Palestinian revolutionary, Khalida Jarrar was recently released from spending 20 months in an Israeli prison. Jarrar, a member of the Popular Front for the Liberation of Palestine (PFLP) spoke two weeks after her release about the cruel methods used by Israeli occupiers against Palestinians who have been jailed without charge.
Every few months, Israeli authorities would chain Jarrar’s arms and legs, put her in a cage at the back of a security truck known as a “bosta” and drive her and fellow Palestinian inmates to a military court for a secret trial.
“They would put us in a truck, which looked very nice from the outside but inside we’d be in handcuffs sitting in cages for hours,” Jarrar said.
“They wouldn’t allow us to stop and use the bathroom. Our only stop was the court. They’d take us out, we’d receive our sentences and then they would put us back in our cages and drive us back in the same condition.”
The hearings in Haifa meant another six-month extension to her administrative detention, a tactic used by Israel to incarcerate people without trial or charge, based on allegations that they might commit a future offence.
After the trials, Jarrar and her fellow inmates would return to Damon Prison, a maximum-security complex in the coastal Israeli city where she continued her revolutionary activity in defense of the Palestinian people.
Jarrar was sent to solitary confinement, barred from showering and left without the means to cook her own food.
The Popular Front for the Liberation of Palestine member’s prison sentence was extended three times by an Israeli military court, on charges she could not defend because the Israeli authorities said that they were confidential.
Jarrar, 56, suspects the rolling sentences were added because of her work during her time in detention.
Officially, she was told it is administrative detention given through military order that can detain any Palestinian citizen for up to 20 months on no charges – a continuation of British colonial law, still in practice by the colonizing Israeli authorities.

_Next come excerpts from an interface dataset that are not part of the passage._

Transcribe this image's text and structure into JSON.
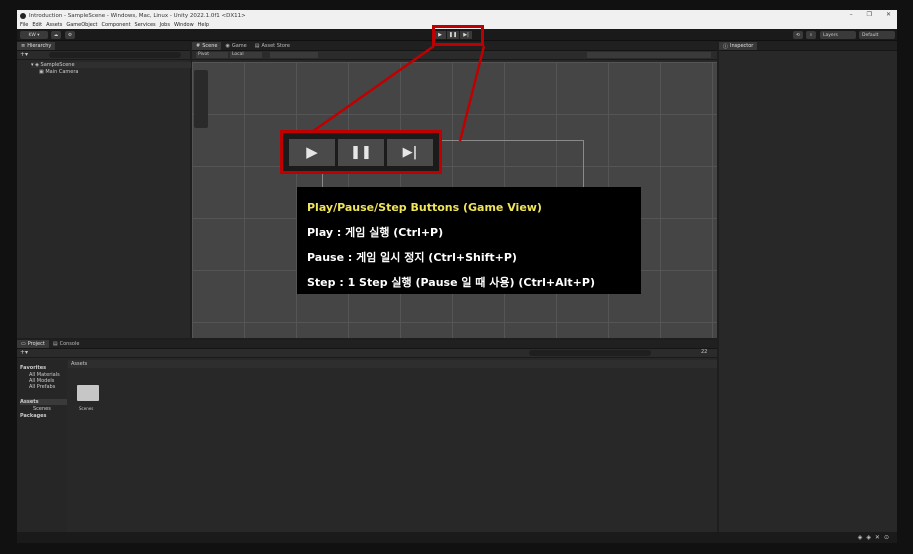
{
  "window": {
    "title": "Introduction - SampleScene - Windows, Mac, Linux - Unity 2022.1.0f1 <DX11>",
    "controls": [
      "–",
      "❐",
      "✕"
    ]
  },
  "menu": [
    "File",
    "Edit",
    "Assets",
    "GameObject",
    "Component",
    "Services",
    "Jobs",
    "Window",
    "Help"
  ],
  "toolbar": {
    "account": "KW ▾",
    "layers": "Layers",
    "layout": "Default",
    "play": "▶",
    "pause": "❚❚",
    "step": "▶|"
  },
  "hierarchy": {
    "tab": "Hierarchy",
    "scene": "SampleScene",
    "items": [
      "Main Camera"
    ]
  },
  "scene_tabs": [
    "Scene",
    "Game",
    "Asset Store"
  ],
  "scene_toolbar": {
    "pivot": "Pivot",
    "local": "Local"
  },
  "inspector": {
    "tab": "Inspector"
  },
  "project": {
    "tabs": [
      "Project",
      "Console"
    ],
    "tree": [
      "Favorites",
      "All Materials",
      "All Models",
      "All Prefabs",
      "Assets",
      "Scenes",
      "Packages"
    ],
    "breadcrumb": "Assets",
    "folder": "Scenes",
    "count": "22"
  },
  "overlay": {
    "big_play": "▶",
    "big_pause": "❚❚",
    "big_step": "▶|",
    "heading": "Play/Pause/Step Buttons (Game View)",
    "lines": [
      "Play : 게임 실행 (Ctrl+P)",
      "Pause : 게임 일시 정지 (Ctrl+Shift+P)",
      "Step : 1 Step 실행 (Pause 일 때 사용) (Ctrl+Alt+P)"
    ],
    "accent_color": "#c00000",
    "heading_color": "#f0e55a"
  }
}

“It’s a military order released without any charges or trial, without anything against you,” Jarrar said. “They don’t tell you anything, just that you are, for security reasons, under arrest and they can extend it based on that..
“They claim that we are so dangerous to their security, but how we are dangerous, they don’t explain.”
The Palestinian feminist and revolutionary continued her struggle within jail.
After rebelling against the constant camera surveillance, Ms Jarrar organised a 63-day protest in which inmates refused to leave their rooms until the authorities removed the cameras that were infringing on the privacy of inmates.
The Israeli authorities did not give in and the protest ended when she and the other protesting prisoners were transferred from HaSharon Prison to Damon Prison in Haifa.
“This prison barely functions as an environment for any sort of human life. The conditions were really difficult,” Jarrar said. “But we continued our protest against the imprisonment.”
In Damon, her family was allowed to visit twice a month for 45-minutes to speak to her by phone through bulletproof glass.
Jarrar was forced to shower in public, her books were confiscated and, at times, she was left in solitary confinement for days on end.
She said her imprisonment was one of many examples of the Israeli occupation’s disregard for human rights conventions and the impunity of their arbitrary detention of Palestinians.
491 Palestinians, including two women and two minors, were being held in administrative detention at the end of January 2019.
Less than two weeks out of prison, Jarrar says her focus remains on her work as a revolutionary.
She said it would not be stopped by her ordeal in an Israeli prison and the threat of being detained again.
“At the end of the day, I am a Palestinian and I will continue to point out the occupation’s violations,” Jarrar said. “I represent my people, people who suffer.
“I will not stop, of course, because I will defend my people.”